#### PROBLEM:
I need every line of the material below that includes the string "label".
──────── MATERIAL SHOWN
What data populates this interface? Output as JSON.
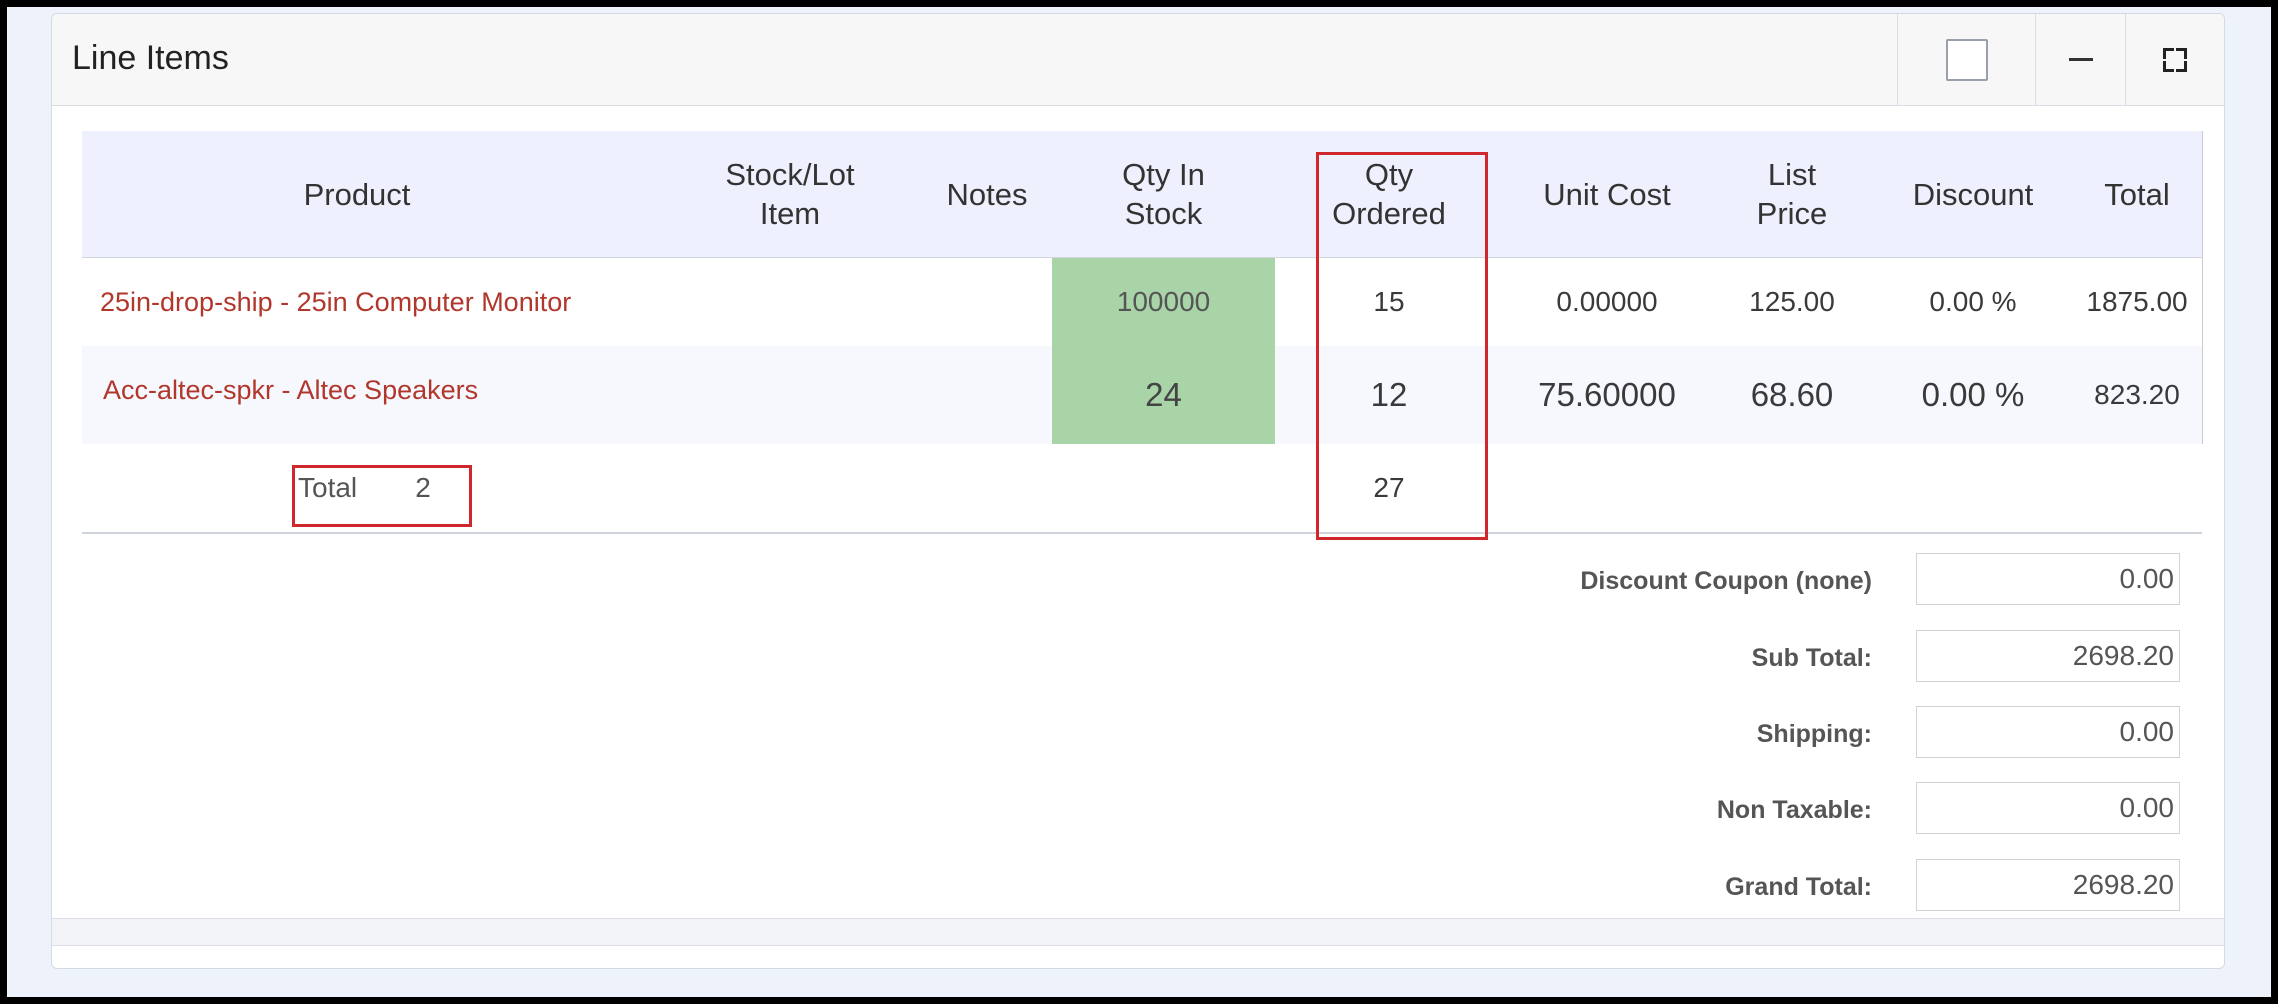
{
  "panel": {
    "title": "Line Items",
    "header_icons": [
      "checkbox-icon",
      "minimize-icon",
      "expand-icon"
    ]
  },
  "table": {
    "headers": {
      "product": "Product",
      "stock_lot": "Stock/Lot\nItem",
      "notes": "Notes",
      "qty_in_stock": "Qty In\nStock",
      "qty_ordered": "Qty\nOrdered",
      "unit_cost": "Unit Cost",
      "list_price": "List\nPrice",
      "discount": "Discount",
      "total": "Total"
    },
    "rows": [
      {
        "product": "25in-drop-ship - 25in Computer Monitor",
        "stock_lot": "",
        "notes": "",
        "qty_in_stock": "100000",
        "qty_ordered": "15",
        "unit_cost": "0.00000",
        "list_price": "125.00",
        "discount": "0.00 %",
        "total": "1875.00"
      },
      {
        "product": "Acc-altec-spkr - Altec Speakers",
        "stock_lot": "",
        "notes": "",
        "qty_in_stock": "24",
        "qty_ordered": "12",
        "unit_cost": "75.60000",
        "list_price": "68.60",
        "discount": "0.00 %",
        "total": "823.20"
      }
    ],
    "totals": {
      "label": "Total",
      "count": "2",
      "qty_ordered": "27"
    }
  },
  "summary": {
    "discount_coupon": {
      "label": "Discount Coupon (none)",
      "value": "0.00"
    },
    "sub_total": {
      "label": "Sub Total:",
      "value": "2698.20"
    },
    "shipping": {
      "label": "Shipping:",
      "value": "0.00"
    },
    "non_taxable": {
      "label": "Non Taxable:",
      "value": "0.00"
    },
    "grand_total": {
      "label": "Grand Total:",
      "value": "2698.20"
    }
  },
  "colors": {
    "product_link": "#b1362b",
    "stock_highlight": "#a8d4a8",
    "highlight_box": "#d0272d",
    "header_bg": "#eef1fd"
  }
}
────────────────
#### ANSWER SECTION:
      "label": "Total",
      "label": "Discount Coupon (none)",
      "label": "Sub Total:",
      "label": "Shipping:",
      "label": "Non Taxable:",
      "label": "Grand Total:",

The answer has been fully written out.